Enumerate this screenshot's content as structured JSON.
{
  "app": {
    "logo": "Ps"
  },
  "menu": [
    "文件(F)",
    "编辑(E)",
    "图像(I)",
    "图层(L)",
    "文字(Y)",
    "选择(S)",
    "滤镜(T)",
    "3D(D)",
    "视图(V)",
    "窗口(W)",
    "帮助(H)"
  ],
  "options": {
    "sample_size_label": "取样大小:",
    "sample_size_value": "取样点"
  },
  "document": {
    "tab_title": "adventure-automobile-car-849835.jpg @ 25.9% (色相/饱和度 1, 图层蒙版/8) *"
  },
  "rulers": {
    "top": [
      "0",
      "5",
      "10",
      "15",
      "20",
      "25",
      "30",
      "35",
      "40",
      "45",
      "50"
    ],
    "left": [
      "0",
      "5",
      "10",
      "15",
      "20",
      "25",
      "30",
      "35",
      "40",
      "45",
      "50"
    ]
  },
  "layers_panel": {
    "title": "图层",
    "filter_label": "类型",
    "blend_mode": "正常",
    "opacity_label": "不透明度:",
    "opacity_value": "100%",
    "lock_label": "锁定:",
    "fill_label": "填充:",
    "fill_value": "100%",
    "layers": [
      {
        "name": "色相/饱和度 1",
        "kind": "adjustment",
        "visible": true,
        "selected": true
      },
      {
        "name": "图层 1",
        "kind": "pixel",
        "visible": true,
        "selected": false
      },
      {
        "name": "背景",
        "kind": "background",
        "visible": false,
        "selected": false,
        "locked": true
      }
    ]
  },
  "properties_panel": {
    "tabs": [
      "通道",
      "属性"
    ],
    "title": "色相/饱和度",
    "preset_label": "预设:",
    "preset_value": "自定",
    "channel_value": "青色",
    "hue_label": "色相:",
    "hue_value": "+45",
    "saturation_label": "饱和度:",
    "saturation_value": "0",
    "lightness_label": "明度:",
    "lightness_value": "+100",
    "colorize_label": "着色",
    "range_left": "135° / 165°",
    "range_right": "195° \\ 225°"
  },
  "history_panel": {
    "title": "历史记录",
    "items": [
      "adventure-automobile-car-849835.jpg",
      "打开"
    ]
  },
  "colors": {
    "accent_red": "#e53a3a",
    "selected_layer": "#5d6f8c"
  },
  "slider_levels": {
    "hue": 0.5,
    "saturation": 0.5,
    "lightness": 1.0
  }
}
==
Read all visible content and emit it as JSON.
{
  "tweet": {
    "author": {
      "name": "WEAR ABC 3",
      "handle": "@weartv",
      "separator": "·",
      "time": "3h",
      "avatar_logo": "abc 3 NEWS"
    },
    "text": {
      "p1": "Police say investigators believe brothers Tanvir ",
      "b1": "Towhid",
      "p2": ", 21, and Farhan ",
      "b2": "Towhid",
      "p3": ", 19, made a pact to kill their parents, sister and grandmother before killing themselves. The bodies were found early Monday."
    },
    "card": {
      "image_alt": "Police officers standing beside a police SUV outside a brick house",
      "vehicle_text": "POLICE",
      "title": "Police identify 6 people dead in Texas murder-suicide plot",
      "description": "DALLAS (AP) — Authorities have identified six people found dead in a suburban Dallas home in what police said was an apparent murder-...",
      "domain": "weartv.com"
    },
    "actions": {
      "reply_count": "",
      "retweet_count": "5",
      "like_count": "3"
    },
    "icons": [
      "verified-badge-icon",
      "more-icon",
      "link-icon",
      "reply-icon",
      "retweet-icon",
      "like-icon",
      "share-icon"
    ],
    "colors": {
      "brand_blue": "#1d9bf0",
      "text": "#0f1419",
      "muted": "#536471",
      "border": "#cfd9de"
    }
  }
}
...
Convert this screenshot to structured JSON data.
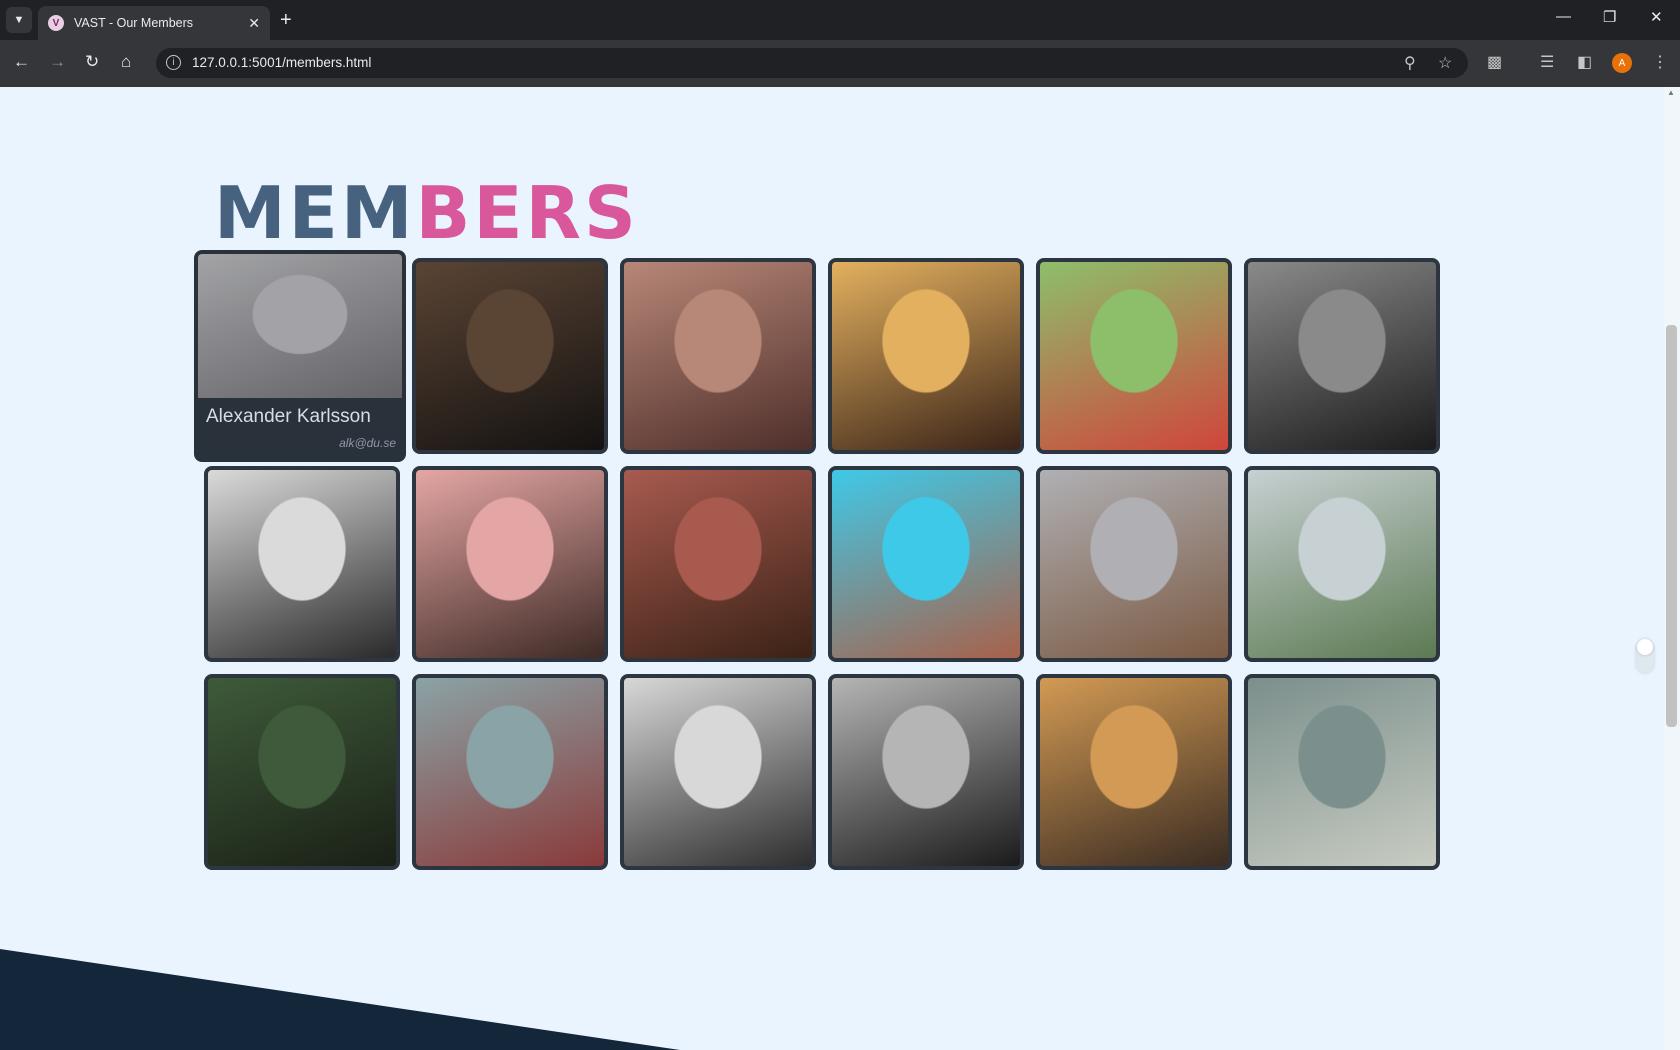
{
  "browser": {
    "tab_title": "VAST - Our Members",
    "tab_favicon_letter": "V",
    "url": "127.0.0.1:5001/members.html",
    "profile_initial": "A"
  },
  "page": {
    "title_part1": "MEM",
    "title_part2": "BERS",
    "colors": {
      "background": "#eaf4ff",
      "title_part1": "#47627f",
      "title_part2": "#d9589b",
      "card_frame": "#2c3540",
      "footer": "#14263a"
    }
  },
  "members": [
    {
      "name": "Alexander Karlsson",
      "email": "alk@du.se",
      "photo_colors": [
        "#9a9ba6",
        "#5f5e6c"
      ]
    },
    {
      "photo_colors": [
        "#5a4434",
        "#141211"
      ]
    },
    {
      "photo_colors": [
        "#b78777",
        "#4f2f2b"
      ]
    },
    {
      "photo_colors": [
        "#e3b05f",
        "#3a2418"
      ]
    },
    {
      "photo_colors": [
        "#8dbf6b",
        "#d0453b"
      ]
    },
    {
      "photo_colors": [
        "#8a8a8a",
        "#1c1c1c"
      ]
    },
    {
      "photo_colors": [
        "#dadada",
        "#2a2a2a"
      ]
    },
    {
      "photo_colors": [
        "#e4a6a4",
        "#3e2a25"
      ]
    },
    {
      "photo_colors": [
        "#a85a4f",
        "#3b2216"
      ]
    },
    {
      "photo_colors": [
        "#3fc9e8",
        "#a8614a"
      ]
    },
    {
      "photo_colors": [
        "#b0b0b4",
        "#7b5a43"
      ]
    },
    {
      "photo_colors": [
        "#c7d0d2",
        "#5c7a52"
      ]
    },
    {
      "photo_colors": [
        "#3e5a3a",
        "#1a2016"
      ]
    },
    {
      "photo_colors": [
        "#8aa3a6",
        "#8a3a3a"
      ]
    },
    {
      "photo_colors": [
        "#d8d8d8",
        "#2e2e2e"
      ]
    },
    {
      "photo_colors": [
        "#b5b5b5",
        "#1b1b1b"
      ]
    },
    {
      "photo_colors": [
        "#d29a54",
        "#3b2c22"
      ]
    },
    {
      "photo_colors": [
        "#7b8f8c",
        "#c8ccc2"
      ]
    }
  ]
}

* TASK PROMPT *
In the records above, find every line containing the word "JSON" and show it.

* RESPONSE AREA *
Enumerate this screenshot's content as structured JSON.
Read all visible content and emit it as JSON.
Convert this screenshot to structured JSON data.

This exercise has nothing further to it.